## Extracted data
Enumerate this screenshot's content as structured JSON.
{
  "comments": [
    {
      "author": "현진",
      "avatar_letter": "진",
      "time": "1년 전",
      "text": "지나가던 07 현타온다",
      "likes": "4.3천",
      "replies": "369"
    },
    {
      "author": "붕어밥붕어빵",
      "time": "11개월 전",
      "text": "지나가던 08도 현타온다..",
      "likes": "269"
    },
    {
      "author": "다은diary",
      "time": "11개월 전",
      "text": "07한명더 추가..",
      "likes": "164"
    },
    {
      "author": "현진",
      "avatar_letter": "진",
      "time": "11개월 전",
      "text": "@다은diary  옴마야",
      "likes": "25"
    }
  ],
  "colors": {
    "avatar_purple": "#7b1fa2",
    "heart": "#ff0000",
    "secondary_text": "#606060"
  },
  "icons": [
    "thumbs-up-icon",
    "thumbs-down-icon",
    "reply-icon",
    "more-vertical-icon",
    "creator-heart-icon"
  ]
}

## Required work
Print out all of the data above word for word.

## Output for this task
Enumerate this screenshot's content as structured JSON.
{
  "comments": [
    {
      "author": "현진",
      "avatar_letter": "진",
      "time": "1년 전",
      "text": "지나가던 07 현타온다",
      "likes": "4.3천",
      "replies": "369"
    },
    {
      "author": "붕어밥붕어빵",
      "time": "11개월 전",
      "text": "지나가던 08도 현타온다..",
      "likes": "269"
    },
    {
      "author": "다은diary",
      "time": "11개월 전",
      "text": "07한명더 추가..",
      "likes": "164"
    },
    {
      "author": "현진",
      "avatar_letter": "진",
      "time": "11개월 전",
      "text": "@다은diary  옴마야",
      "likes": "25"
    }
  ],
  "colors": {
    "avatar_purple": "#7b1fa2",
    "heart": "#ff0000",
    "secondary_text": "#606060"
  },
  "icons": [
    "thumbs-up-icon",
    "thumbs-down-icon",
    "reply-icon",
    "more-vertical-icon",
    "creator-heart-icon"
  ]
}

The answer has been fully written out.